Gaps in data place thousands of illegally traded wild animals at risk, say researchers

Gaps in data place thousands of illegally traded wild animals at risk, say researchers
Tortoises are among the animals illegally trafficked. Credit: World Animal Protection

The fate of over 64,000 live wild animals officially reported to have been confiscated by enforcement agencies remains untraceable, according to a new report released by the University of Oxford Wildlife Conservation Research Unit (WildCRU) and World Animal Protection.

Between 2010 and 2014, more than 64,000 live wild animals were officially reported as seized by wildlife enforcement agencies according to the Convention on International Trade in Endangered Species of Wild Flora and Fauna (CITES) trade database.

However, researchers warn that these animals are likely to be only a fraction of actual seizures, as the study found only one in three (30%) of countries that are 'Party to CITES' provided any information. Two out of three countries did not report any live wildlife seizures, despite poaching of endangered species to supply the illicit global wildlife trade being estimated to be worth between $8-10 billion per year.

The figures have prompted calls for better reporting of seizures and what happens to confiscated live wild animals.

The study, published in the journal Nature Conservation, also highlights that the ultimate fate of seized live wild animals is unknown. Once animals have been confiscated, national authorities must decide whether to keep them in captivity, return them to the wild or euthanise them. CITES provides guidelines to aid this decision-making based on the conservation status and welfare needs of the animals.

However, information about the fate of these wild animals is not a formal CITES requirement and, as a result, there are no numbers on just how many were euthanised, placed in captivity or returned to the wild.

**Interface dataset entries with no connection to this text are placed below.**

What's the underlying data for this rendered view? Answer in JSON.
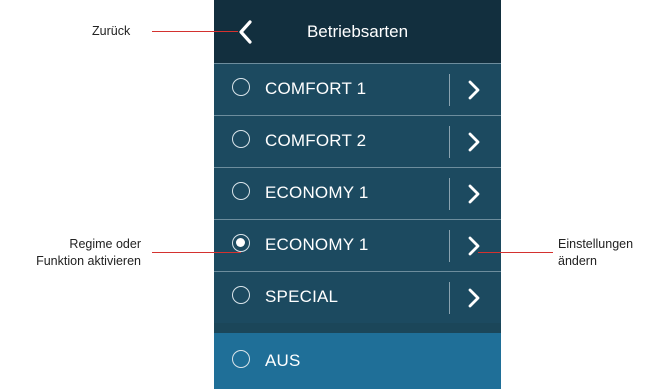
{
  "header": {
    "title": "Betriebsarten",
    "back_icon": "chevron-left-icon"
  },
  "modes": [
    {
      "label": "COMFORT 1",
      "selected": false,
      "has_settings": true
    },
    {
      "label": "COMFORT 2",
      "selected": false,
      "has_settings": true
    },
    {
      "label": "ECONOMY 1",
      "selected": false,
      "has_settings": true
    },
    {
      "label": "ECONOMY 1",
      "selected": true,
      "has_settings": true
    },
    {
      "label": "SPECIAL",
      "selected": false,
      "has_settings": true
    },
    {
      "label": "AUS",
      "selected": false,
      "has_settings": false
    }
  ],
  "annotations": {
    "back": "Zurück",
    "activate_line1": "Regime oder",
    "activate_line2": "Funktion aktivieren",
    "settings_line1": "Einstellungen",
    "settings_line2": "ändern"
  },
  "colors": {
    "header_bg": "#122f3e",
    "row_bg": "#1c4a60",
    "last_row_bg": "#1f6f98",
    "annotation_line": "#d4322f"
  }
}
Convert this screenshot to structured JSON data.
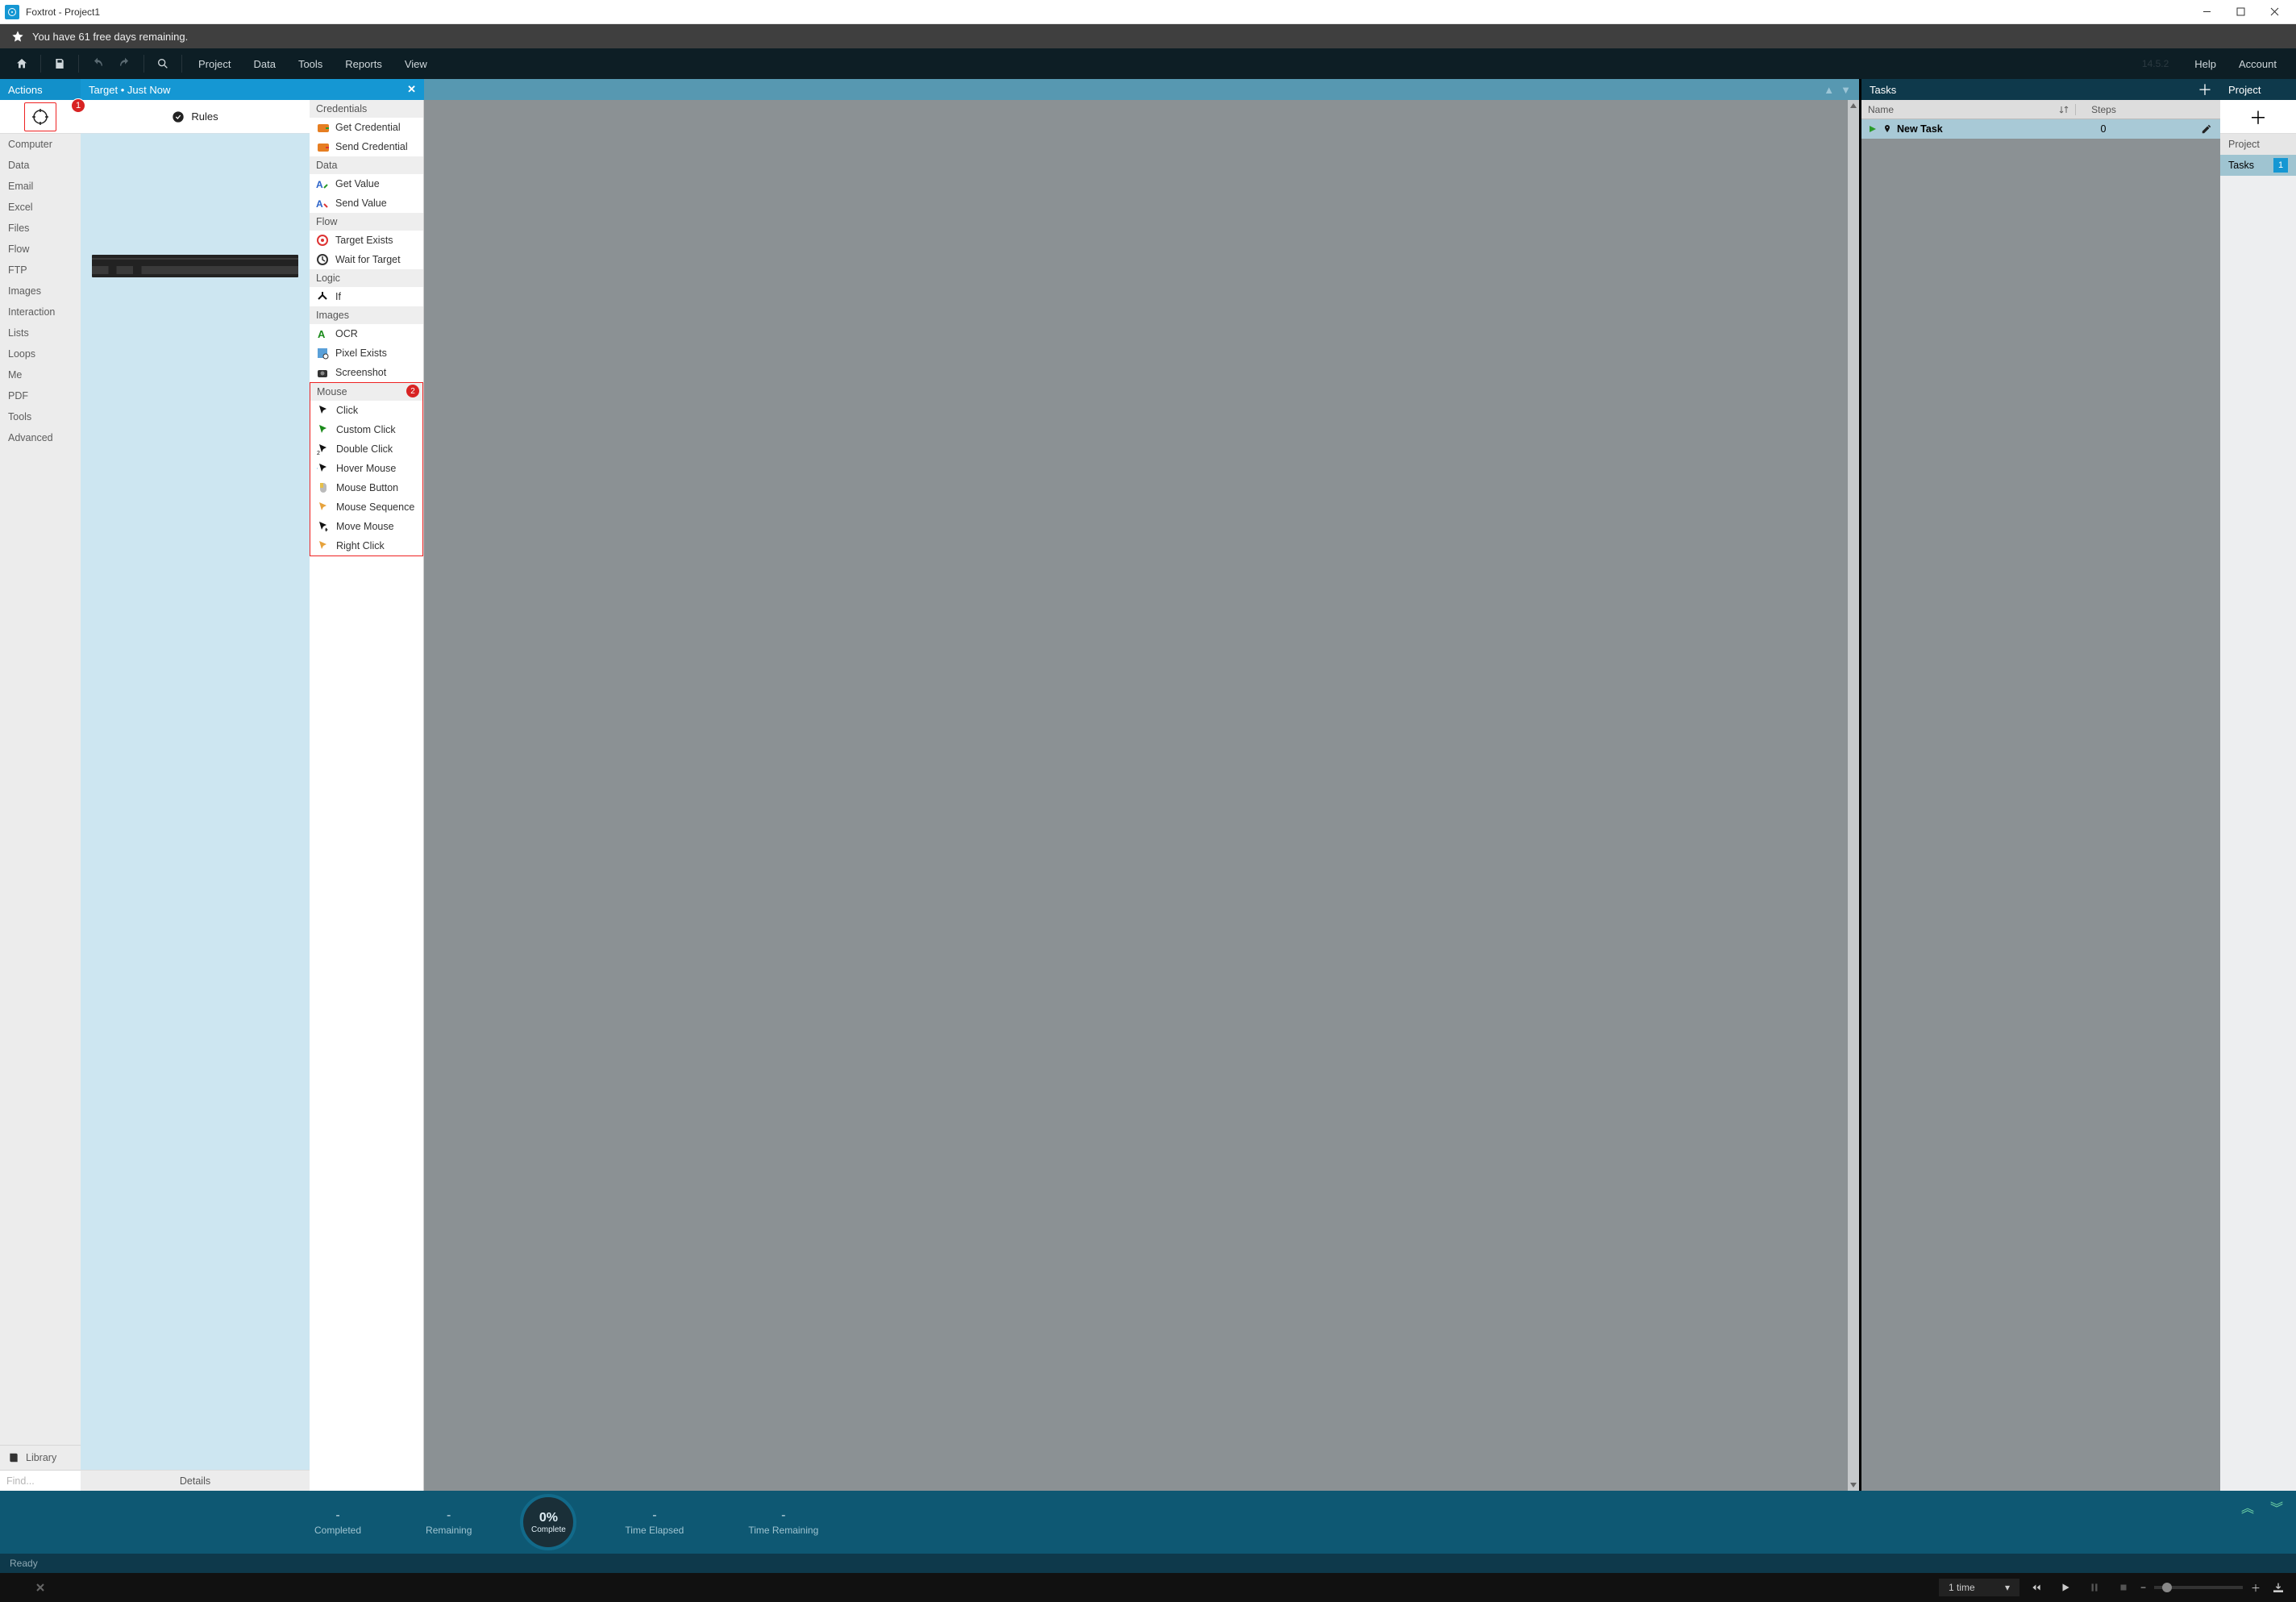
{
  "title": "Foxtrot   -   Project1",
  "banner": "You have 61 free days remaining.",
  "menu": {
    "project": "Project",
    "data": "Data",
    "tools": "Tools",
    "reports": "Reports",
    "view": "View",
    "version": "14.5.2",
    "help": "Help",
    "account": "Account"
  },
  "panelTitles": {
    "actions": "Actions",
    "target": "Target   •   Just Now",
    "tasks": "Tasks",
    "project": "Project"
  },
  "annotations": {
    "one": "1",
    "two": "2"
  },
  "rail": {
    "items": [
      "Computer",
      "Data",
      "Email",
      "Excel",
      "Files",
      "Flow",
      "FTP",
      "Images",
      "Interaction",
      "Lists",
      "Loops",
      "Me",
      "PDF",
      "Tools",
      "Advanced"
    ],
    "library": "Library",
    "find": "Find..."
  },
  "targetPanel": {
    "rules": "Rules",
    "details": "Details"
  },
  "actionGroups": {
    "credentials": {
      "title": "Credentials",
      "items": [
        "Get Credential",
        "Send Credential"
      ]
    },
    "data": {
      "title": "Data",
      "items": [
        "Get Value",
        "Send Value"
      ]
    },
    "flow": {
      "title": "Flow",
      "items": [
        "Target Exists",
        "Wait for Target"
      ]
    },
    "logic": {
      "title": "Logic",
      "items": [
        "If"
      ]
    },
    "images": {
      "title": "Images",
      "items": [
        "OCR",
        "Pixel Exists",
        "Screenshot"
      ]
    },
    "mouse": {
      "title": "Mouse",
      "items": [
        "Click",
        "Custom Click",
        "Double Click",
        "Hover Mouse",
        "Mouse Button",
        "Mouse Sequence",
        "Move Mouse",
        "Right Click"
      ]
    }
  },
  "tasks": {
    "headers": {
      "name": "Name",
      "steps": "Steps"
    },
    "row": {
      "name": "New Task",
      "steps": "0"
    }
  },
  "projectPanel": {
    "header": "Project",
    "tasks": "Tasks",
    "count": "1"
  },
  "progress": {
    "completed": {
      "val": "-",
      "label": "Completed"
    },
    "remaining": {
      "val": "-",
      "label": "Remaining"
    },
    "gauge": {
      "pct": "0%",
      "label": "Complete"
    },
    "elapsed": {
      "val": "-",
      "label": "Time Elapsed"
    },
    "timeRemaining": {
      "val": "-",
      "label": "Time Remaining"
    }
  },
  "status": "Ready",
  "player": {
    "times": "1 time"
  }
}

Researchers are concerned that this lack of data is placing the wellbeing and survival of seized wildlife at risk – many wild animals could be re-entering the wildlife trafficking industry as they simply can't be accounted for.

Professor David Macdonald of Oxford University's Department of Zoology, founding Director of WildCRU and senior researcher on the study, said: 'We fear this staggering number is just the tip of the iceberg. Only a relatively small proportion of wild animals involved with illegal trade are thought to be intercepted and reported by enforcement agencies – confiscation records were completely missing for 70% of countries Party to CITES. Given the rapidly growing global trends in illegal wildlife trade activity, it is highly unlikely that no live wildlife seizures were made on their borders.

'The records that were provided show that around 20% of all live wild animals reported as seized are currently considered to be threatened by extinction. We strongly recommend that the CITES trade database should include information on the of all live wild animal seizures, so we know what happens to these animals, and we can reduce the risk of them re-entering the illegal wildlife trade.'

World Animal Protection's Dr Neil D'Cruze, lead researcher for the study, said: 'The illegal wildlife trade is a big, complex and dirty business. National authorities play a key role, facing some tough choices when they seize animals – whether they release them in the wild, place them in care in captivity or euthanize them.

'Improved data recording is critical to knowing what happens to each animal and can help in looking at the challenges and issues face in managing animals after seizure. Without this transparency, there's a real possibility that may be put back into the hands of the same criminals from whom they were taken. We need to be able to account for these wild animals.

'If we're really serious about protecting wildlife, action needs to be taken at all levels. It's unfathomable that 70% of countries made no live wild animal seizures when we know a global, multi-billon wildlife trafficking industry is flourishing.'

Explore further

Conservationists to CITES: Stop trade in wild cheetahs

More information: Neil D'Cruze et al. A review of global trends in CITES live wildlife confiscations, Nature Conservation (2016). DOI: 10.3897/natureconservation.15.10005
Journal information: Nature Conservation

Citation: Gaps in data place thousands of illegally traded wild animals at risk, say researchers (2016, September 23) retrieved 7 April 2020 from
This document is subject to copyright. Apart from any fair dealing for the purpose of private study or research, no part may be reproduced without the written permission. The content is provided for information purposes only.

Feedback to editors

User comments